Upper Body Discomfort: Pain or tingling in other areas of the upper body besides the chest, including the neck, shoulder, arm, upper back, or jaw.
Shortness of Breath: This symptom may occur by itself or accompany chest pain/upper body discomfort.
Miscellaneous Symptoms: Nausea/vomiting, breaking out in a cold sweat or lightheadedness/ dizziness.
Women are more likely to experience lesser known symptoms, particularly shortness of breath, nausea/vomiting, and back or jaw pain.
Once heart attack symptoms occur, time is of the essence. Call 9-1-1 or the emergency response number for your community. Do not drive yourself to the hospital or wait for someone to give you a ride—the sooner you can be evaluated by emergency services personnel and brought to a hospital emergency room, the better your chances of survival. During a heart attack, blood flow to the heart muscle is reduced or obstructed. When heart muscle is deprived of oxygen-rich blood, it dies. Acting quickly when you first notice the symptoms can save your life and diminish heart damage. Treatment ideally should begin within 60 minutes of the onset of symptoms (called “the golden hour” by medical personnel).
According to the American Heart Association, more than 83 percent of people who die from coronary heart disease are over the age of 65. In this age range, women who have heart attacks are more likely than men to die within a few weeks. Still, men have a greater risk overall of heart attack then women do.
The American Heart Association outlines some major risk factors that can be changed, treated or controlled by altering your lifestyle:
Tobacco: The risk of developing coronary heart disease is two to four times greater for smokers. Cigarette smoking narrows the blood vessels to the heart, thus restricting the flow of oxygen. Every cigarette you smoke adds to the damage.
High blood pressure: The heart is forced to work harder when you have high blood pressure, and increases your risk for stroke and kidney failure. Also, the pressure itself inside the vessels leads to plaque formation – just as with cigarettes.
High blood cholesterol: The higher your blood cholesterol level, the greater your risk of coronary heart disease. Cholesterol is a waxy, fat-like substance that plays many important roles in our bodies such as maintaining cell walls. But when there is too much cholesterol, it builds up on the linings of our arteries, which slows or blocks the flow of blood and oxygen to the heart.

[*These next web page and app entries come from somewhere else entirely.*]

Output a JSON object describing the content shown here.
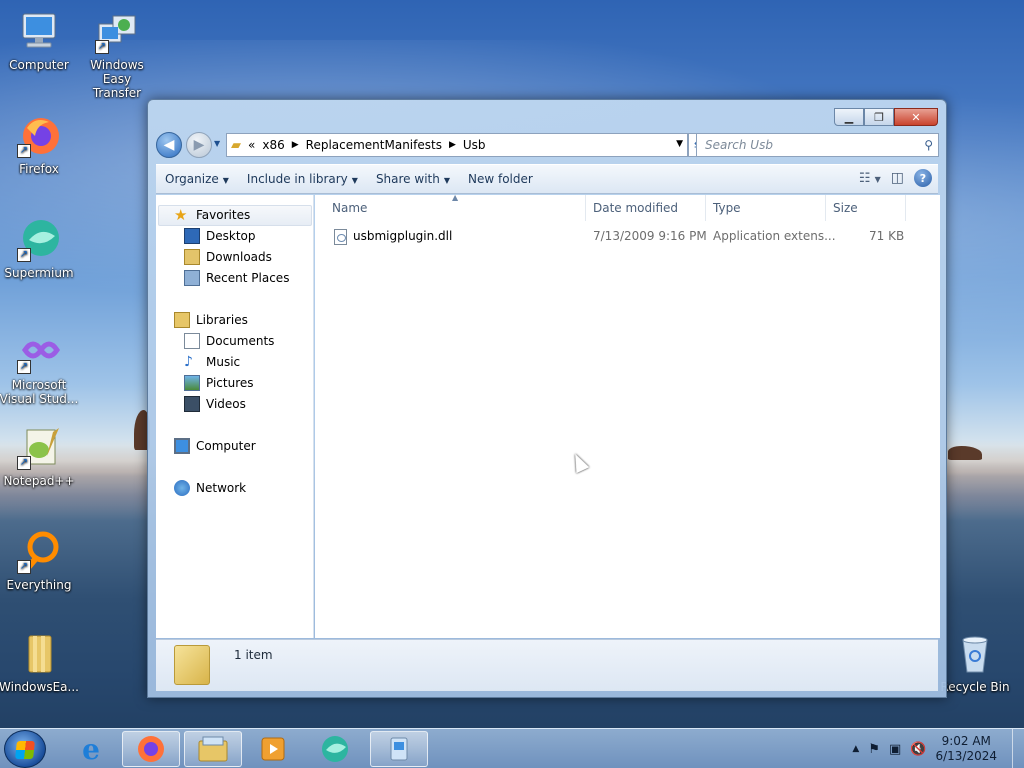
{
  "desktop": {
    "icons": [
      {
        "label": "Computer"
      },
      {
        "label": "Windows Easy Transfer"
      },
      {
        "label": "Firefox"
      },
      {
        "label": "Supermium"
      },
      {
        "label": "Microsoft Visual Stud..."
      },
      {
        "label": "Notepad++"
      },
      {
        "label": "Everything"
      },
      {
        "label": "WindowsEa..."
      },
      {
        "label": "Recycle Bin"
      }
    ]
  },
  "window": {
    "address": {
      "overflow": "«",
      "segments": [
        "x86",
        "ReplacementManifests",
        "Usb"
      ]
    },
    "search_placeholder": "Search Usb",
    "toolbar": {
      "organize": "Organize",
      "include_in_library": "Include in library",
      "share_with": "Share with",
      "new_folder": "New folder"
    },
    "nav": {
      "favorites": "Favorites",
      "desktop": "Desktop",
      "downloads": "Downloads",
      "recent_places": "Recent Places",
      "libraries": "Libraries",
      "documents": "Documents",
      "music": "Music",
      "pictures": "Pictures",
      "videos": "Videos",
      "computer": "Computer",
      "network": "Network"
    },
    "columns": {
      "name": "Name",
      "date_modified": "Date modified",
      "type": "Type",
      "size": "Size"
    },
    "files": [
      {
        "name": "usbmigplugin.dll",
        "date": "7/13/2009 9:16 PM",
        "type": "Application extens...",
        "size": "71 KB"
      }
    ],
    "status": "1 item"
  },
  "taskbar": {
    "time": "9:02 AM",
    "date": "6/13/2024"
  }
}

Being overweight: Quite simply, when people maintain a healthy weight, their bodies function better—your blood circulates efficiently, fluid levels are maintained and you are less likely to develop heart disease and diabetes. People who are overweight have higher levels of fat in their body cells, which need oxygen to survive, requiring blood vessels to circulate more blood to the fat tissue. This taxes the heart, forcing it to work harder and contributing to high blood pressure. The presence of more fat also contributes to high cholesterol.
Having diabetes: If your blood sugar is not controlled properly, the risk is even greater. Diabetes hastens the hardening of the arteries, which can restrict or block the flow of blood and oxygen to the heart.
Heredity: Some risks cannot be altered. Children of parents with heart disease are more likely to develop it themselves. Know your family history.
Research studies have solidly documented that regular aerobic exercise, including brisk walking, not only maintains and improves fitness levels but also aids in controlling many of the risk factors discussed, including high blood cholesterol, diabetes, obesity and high blood pressure.
Being informed about potential symptoms and your risks for a heart attack, along with the changes you can personally make to reduce risk and improve overall heart health, are important ways that together we can proactively address this serious disease.